And in Waterworld, a positively maniacal Dennis Hopper skippered the post-Apocalyptic Exxon Valdez.

If there were an Oscar for denial, my all-time fave would be Murray Hamilton. As tourist season approached Amity Island in Jaws, Hamilton's Mayor Vaughn told all who would listen that reports of shark attacks at the beach were simply a ploy by scientists to snag a photo op in National Geographic.

But my most memorable environmental bit player comes from a critically-acclaimed movie, Hitchcock's The Birds. Painfully out-of-place in sleepy Bodega Bay, Mrs. Bundy (Ethel Griffies) is transformed in a few short scenes from a know-it-all birdwatcher to a woman whose life's interests are literally plunging from the sky.

Peter Dykstra is our weekend editor and columnist and can be reached at pdykstra@ehn.org or @pdykstra.

His views do not necessarily represent those of Environmental Health News, The Daily Climate or publisher, Environmental Health Sciences.

Banner photo: The Day After Tomorrow

Mining coal in your garden is a lucrative business in Poland

A shortage of fuel for households because of the war in Ukraine has spawned a cottage industry of illegal digging.
Sunrise in the woods

Get our Good News newsletter

Get the best positive, solutions-oriented stories we've seen on the intersection of our health and environment, FREE every Tuesday in your inbox.
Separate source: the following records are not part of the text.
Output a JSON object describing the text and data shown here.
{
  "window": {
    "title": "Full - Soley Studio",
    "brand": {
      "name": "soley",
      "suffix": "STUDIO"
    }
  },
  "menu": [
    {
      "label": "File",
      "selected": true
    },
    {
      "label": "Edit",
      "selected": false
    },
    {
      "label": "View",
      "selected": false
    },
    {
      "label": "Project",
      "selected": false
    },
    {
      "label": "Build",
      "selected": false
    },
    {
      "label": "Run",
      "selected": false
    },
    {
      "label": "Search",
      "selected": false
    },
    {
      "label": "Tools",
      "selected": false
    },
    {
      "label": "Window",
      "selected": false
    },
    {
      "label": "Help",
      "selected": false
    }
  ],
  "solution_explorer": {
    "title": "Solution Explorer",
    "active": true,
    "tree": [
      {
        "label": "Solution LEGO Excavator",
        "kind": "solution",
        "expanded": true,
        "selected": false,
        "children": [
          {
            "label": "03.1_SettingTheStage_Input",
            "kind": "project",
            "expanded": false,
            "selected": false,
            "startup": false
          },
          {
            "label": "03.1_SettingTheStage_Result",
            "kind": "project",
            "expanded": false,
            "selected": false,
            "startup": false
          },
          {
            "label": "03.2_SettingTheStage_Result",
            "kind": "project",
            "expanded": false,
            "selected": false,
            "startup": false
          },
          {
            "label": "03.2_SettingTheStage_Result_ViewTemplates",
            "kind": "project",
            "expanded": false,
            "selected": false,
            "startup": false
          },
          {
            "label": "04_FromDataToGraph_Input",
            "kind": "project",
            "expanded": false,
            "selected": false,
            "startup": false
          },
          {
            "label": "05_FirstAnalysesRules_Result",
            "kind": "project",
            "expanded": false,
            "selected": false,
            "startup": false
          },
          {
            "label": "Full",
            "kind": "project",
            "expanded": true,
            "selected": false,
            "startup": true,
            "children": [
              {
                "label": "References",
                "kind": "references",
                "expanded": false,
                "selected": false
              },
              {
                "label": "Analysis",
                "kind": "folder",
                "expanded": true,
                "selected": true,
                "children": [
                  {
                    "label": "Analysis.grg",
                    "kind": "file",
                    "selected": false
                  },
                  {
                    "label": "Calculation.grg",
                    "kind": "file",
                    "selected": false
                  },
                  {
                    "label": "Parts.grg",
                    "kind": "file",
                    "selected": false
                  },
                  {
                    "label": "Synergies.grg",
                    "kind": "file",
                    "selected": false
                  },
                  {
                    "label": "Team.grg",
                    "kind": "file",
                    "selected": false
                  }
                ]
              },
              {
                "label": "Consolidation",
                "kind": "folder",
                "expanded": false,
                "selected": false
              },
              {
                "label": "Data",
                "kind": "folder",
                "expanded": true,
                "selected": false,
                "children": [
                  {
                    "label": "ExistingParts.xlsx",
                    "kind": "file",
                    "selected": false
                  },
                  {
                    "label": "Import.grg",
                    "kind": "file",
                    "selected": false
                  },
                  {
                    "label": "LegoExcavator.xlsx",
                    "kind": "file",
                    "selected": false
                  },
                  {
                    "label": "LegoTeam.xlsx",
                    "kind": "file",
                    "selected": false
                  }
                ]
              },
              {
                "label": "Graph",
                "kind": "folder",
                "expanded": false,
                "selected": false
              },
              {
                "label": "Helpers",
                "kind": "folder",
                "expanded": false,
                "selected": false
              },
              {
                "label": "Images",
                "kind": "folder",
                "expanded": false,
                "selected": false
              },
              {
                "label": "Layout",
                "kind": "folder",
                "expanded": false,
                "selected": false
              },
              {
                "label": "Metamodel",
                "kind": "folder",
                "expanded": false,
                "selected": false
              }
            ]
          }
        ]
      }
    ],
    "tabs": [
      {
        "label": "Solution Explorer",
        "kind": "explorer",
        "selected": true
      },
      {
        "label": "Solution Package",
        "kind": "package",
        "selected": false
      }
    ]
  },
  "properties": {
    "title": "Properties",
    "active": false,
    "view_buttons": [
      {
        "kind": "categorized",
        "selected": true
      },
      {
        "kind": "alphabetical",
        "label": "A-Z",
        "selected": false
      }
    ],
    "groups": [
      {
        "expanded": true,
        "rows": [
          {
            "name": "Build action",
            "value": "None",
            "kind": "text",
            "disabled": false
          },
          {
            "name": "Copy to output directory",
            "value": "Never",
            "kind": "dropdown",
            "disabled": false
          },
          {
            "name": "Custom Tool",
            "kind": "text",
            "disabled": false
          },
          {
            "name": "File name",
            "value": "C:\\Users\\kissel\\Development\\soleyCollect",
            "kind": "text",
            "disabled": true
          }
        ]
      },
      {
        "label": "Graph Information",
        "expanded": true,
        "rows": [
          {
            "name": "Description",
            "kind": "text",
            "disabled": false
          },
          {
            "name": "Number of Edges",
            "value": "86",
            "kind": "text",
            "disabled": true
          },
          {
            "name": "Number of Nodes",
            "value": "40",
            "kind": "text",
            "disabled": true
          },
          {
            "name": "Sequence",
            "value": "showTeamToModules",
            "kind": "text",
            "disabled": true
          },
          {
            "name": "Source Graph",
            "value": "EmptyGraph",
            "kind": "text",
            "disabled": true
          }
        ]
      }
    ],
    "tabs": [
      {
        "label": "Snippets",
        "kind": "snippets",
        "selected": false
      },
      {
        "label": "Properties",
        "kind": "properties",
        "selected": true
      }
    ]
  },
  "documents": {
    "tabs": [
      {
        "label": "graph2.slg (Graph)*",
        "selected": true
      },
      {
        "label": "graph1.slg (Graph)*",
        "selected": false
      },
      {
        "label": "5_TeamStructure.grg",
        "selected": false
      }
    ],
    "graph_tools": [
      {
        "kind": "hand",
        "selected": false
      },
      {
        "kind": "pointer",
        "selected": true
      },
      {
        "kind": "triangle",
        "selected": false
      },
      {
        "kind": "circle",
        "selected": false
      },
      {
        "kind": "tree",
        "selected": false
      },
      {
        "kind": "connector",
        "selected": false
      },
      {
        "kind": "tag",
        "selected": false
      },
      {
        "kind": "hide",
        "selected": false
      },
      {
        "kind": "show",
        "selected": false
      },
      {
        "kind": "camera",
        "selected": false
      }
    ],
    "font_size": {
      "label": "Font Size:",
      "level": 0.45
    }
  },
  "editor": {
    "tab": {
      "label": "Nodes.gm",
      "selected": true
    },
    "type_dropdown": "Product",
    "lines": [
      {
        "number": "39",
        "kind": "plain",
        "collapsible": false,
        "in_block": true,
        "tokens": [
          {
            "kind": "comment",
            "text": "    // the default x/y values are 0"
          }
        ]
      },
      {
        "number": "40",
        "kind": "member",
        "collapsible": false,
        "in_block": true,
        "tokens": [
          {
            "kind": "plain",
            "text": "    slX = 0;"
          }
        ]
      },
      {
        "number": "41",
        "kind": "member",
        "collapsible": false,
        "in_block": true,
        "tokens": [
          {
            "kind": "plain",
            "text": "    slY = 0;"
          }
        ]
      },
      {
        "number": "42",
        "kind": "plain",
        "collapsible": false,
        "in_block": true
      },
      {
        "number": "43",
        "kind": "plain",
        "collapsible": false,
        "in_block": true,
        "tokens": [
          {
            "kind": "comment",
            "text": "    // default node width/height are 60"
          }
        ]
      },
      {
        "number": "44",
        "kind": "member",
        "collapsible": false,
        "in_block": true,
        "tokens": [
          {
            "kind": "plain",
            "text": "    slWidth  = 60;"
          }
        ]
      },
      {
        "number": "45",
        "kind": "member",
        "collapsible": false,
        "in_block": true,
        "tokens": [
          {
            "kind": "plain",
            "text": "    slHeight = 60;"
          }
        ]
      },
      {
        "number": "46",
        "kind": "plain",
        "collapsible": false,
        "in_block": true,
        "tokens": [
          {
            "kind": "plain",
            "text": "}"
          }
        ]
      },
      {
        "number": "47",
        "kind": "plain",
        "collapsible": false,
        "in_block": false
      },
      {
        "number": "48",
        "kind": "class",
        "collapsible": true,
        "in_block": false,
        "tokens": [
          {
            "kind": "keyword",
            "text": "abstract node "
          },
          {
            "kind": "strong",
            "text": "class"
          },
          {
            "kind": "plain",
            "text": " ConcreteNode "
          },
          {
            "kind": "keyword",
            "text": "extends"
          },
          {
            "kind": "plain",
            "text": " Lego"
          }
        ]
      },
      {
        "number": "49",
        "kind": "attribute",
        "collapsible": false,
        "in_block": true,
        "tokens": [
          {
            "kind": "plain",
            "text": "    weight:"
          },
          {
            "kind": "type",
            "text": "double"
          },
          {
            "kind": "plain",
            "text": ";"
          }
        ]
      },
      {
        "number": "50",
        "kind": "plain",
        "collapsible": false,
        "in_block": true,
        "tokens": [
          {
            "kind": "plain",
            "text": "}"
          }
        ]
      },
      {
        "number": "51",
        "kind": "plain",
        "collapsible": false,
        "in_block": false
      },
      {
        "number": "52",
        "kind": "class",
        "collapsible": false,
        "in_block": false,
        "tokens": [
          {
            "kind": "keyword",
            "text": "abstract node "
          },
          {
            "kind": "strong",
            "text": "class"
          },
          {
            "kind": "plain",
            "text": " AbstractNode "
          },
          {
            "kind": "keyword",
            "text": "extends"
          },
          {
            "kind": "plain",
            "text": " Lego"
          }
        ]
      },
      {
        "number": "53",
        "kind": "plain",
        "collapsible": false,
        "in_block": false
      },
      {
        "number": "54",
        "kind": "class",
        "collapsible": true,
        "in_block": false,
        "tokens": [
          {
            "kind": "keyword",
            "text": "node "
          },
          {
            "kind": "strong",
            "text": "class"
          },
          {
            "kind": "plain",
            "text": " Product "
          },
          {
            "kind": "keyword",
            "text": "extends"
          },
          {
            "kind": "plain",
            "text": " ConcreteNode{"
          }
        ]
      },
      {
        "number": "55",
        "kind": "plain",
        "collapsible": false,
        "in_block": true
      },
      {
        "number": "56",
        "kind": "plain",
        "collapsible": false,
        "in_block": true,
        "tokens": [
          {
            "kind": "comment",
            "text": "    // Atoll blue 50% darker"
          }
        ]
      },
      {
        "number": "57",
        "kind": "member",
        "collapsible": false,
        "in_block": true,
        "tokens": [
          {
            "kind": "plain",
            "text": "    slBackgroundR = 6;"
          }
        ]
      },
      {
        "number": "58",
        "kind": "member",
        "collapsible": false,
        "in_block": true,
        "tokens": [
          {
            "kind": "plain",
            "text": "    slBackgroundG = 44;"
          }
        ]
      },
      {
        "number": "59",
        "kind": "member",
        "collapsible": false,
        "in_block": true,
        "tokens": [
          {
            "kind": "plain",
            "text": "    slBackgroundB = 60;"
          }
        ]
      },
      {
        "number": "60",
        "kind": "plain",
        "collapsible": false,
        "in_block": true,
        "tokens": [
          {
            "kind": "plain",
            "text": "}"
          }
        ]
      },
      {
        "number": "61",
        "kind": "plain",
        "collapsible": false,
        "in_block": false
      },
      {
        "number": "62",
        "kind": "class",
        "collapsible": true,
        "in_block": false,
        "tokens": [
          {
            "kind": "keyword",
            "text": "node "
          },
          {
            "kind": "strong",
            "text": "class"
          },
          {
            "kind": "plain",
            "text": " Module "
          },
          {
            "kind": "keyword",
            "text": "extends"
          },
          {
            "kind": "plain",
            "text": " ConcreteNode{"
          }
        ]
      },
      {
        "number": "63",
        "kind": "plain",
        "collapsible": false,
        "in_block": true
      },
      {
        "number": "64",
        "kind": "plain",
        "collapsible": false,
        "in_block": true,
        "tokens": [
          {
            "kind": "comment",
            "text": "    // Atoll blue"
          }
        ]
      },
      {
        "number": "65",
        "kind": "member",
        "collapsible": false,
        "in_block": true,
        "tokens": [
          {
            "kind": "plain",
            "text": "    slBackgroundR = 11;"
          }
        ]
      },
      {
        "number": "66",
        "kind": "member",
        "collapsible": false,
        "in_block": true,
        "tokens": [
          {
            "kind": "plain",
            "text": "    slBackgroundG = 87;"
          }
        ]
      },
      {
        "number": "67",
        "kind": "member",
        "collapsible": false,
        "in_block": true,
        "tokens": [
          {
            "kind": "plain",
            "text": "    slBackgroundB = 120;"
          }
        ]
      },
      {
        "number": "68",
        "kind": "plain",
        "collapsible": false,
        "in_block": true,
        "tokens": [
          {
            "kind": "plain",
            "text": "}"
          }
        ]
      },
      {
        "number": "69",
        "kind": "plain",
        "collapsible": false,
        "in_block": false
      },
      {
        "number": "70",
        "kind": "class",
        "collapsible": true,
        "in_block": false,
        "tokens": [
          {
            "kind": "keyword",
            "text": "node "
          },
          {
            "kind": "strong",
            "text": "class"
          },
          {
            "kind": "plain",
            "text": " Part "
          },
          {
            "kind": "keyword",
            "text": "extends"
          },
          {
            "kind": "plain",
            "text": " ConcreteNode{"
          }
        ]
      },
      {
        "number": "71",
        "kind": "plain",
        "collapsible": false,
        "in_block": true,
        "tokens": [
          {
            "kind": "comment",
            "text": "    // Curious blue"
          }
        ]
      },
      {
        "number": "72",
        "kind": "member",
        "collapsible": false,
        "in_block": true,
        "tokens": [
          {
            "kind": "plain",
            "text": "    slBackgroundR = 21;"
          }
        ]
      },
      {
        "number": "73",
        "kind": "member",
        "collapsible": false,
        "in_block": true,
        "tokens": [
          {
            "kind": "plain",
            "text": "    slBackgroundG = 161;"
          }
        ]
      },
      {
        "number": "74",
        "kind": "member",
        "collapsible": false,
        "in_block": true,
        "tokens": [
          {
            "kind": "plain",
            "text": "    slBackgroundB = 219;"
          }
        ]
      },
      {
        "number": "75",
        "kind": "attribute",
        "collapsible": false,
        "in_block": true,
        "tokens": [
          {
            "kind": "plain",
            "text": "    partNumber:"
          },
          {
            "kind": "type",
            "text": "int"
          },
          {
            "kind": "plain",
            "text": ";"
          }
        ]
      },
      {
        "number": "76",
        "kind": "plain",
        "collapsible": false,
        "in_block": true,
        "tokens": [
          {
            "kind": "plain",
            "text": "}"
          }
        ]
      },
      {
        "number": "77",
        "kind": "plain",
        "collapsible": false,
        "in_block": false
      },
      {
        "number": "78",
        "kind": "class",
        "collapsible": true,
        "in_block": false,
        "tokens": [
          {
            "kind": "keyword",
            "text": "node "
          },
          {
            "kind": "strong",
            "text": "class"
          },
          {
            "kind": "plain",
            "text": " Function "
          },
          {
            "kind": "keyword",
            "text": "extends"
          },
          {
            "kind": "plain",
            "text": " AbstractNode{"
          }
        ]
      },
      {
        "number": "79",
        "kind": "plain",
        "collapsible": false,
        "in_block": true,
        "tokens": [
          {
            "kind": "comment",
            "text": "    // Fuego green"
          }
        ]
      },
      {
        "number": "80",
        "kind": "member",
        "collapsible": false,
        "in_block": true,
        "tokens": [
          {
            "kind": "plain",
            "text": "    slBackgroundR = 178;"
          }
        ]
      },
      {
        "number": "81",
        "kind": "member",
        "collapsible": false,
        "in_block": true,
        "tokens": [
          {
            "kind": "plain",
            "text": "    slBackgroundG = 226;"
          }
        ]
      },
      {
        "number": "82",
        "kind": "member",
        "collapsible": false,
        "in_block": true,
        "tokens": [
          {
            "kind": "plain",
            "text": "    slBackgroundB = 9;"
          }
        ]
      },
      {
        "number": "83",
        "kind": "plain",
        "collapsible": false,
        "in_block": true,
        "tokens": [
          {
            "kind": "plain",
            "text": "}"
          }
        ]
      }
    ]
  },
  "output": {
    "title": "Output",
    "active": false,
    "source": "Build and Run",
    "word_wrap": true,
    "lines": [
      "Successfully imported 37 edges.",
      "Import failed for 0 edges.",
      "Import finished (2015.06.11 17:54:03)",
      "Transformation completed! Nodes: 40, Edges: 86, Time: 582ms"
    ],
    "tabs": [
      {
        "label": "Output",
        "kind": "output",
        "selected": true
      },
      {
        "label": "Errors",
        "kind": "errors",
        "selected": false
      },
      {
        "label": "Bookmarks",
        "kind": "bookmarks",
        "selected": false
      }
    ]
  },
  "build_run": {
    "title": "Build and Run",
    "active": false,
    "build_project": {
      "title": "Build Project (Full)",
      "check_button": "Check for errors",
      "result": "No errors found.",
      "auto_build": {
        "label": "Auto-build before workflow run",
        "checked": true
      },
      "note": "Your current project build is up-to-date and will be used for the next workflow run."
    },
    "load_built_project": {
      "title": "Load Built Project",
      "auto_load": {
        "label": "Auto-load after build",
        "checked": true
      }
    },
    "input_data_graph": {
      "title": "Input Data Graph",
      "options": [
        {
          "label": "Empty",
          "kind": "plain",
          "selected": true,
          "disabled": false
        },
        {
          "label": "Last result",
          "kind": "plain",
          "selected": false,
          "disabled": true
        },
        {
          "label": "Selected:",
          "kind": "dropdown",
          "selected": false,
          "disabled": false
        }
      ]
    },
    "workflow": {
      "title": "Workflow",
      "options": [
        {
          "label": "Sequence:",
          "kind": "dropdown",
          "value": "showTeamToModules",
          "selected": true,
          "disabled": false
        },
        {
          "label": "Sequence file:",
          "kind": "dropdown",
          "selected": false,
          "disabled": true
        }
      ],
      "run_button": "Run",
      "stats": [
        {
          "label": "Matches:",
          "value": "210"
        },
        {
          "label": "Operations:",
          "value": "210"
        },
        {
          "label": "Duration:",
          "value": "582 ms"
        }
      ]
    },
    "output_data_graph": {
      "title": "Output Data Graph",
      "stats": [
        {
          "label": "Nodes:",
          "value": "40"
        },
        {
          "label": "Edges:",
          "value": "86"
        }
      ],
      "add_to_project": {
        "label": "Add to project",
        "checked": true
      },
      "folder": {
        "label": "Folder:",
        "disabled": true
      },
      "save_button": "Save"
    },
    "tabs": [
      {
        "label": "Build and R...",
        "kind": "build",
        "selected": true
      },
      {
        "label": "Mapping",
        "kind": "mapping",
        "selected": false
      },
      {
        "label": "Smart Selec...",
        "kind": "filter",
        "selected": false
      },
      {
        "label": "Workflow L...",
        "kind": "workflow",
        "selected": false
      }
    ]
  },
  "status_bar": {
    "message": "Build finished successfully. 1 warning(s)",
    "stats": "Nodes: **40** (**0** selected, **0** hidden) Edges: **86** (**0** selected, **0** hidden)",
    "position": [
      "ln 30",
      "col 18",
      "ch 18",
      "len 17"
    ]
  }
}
Subscribe here today. Keep the change tomorrow.

Criticism mounts of ‘climate killer’ modern art museum in Berlin

A vast modern art museum under construction in Berlin has been castigated by conservation experts and architecture critics for its poor environmental credentials, as the energy crisis intensifies scrutiny of the efficiency of new buildings.

Corn nourishes the Hopi identity, but climate-driven drought is stressing the tribe’s foods and traditions

Most Hopi grow corn with only the precipitation that falls on their fields, but two decades of drought have some of them testing the waters of irrigation and hoping they can preserve other customs with their harvests.

Türkiye's Kocaeli receives serious drought warning

A decrease in precipitation and continued water use has resulted in a serious drought in Kocaeli, which only has enough water to last 58 more days.

French police guard water as seasonal drought intensifies

New reservoirs designed to supply French farms with water in increasingly arid growing seasons have attracted opposition from environmentalists.

Climate concern the main reason voters swung to independents at federal election, study finds

Concern about the climate crisis was the No 1 issue that prompted Australians to switch their vote to an independent candidate at this year’s federal election, according to in-depth social research.

Indigenous group pushed off island as Caribbean Sea rises

A community plans to move to a new Panama subdivision as climate scientists say their entire archipelago will be submerged in decades.
From our Newsroom
katharine hayhoe

Peter Dykstra: Journalists I’m thankful for

My third annual list of the over-achieving and under-thanked.

sperm count decline shanna swan

A new analysis shows a “crisis” of male reproductive health

Global average sperm count is declining at a quicker pace than previously known, chemical exposure is a suspected culprit.

WATCH: The latest evidence of widespread sperm count decline

WATCH: The latest evidence of widespread sperm count decline

"Pregnant women, and men planning to conceive a pregnancy, have a responsibility to protect the reproductive health of the offspring they are creating."

sperm count decline

Frequently asked questions on the new sperm count decline study

Sperm counts are declining everywhere — the implications are huge.

midterm elections

Peter Dykstra: Environmental takeaways from Election Day

What happened and, perhaps more importantly, what didn’t happen?

coal pennsylvania

Former coal plant near Pittsburgh is poisoning groundwater: Report

Groundwater near the site contains arsenic levels 372 times higher than safety threshold. Coal ash sites across the U.S. are seeing similar contamination.

Stay informed: sign up for The Daily Climate newsletter
Top news on climate impacts, solutions, politics, drivers. Delivered to your inbox week days.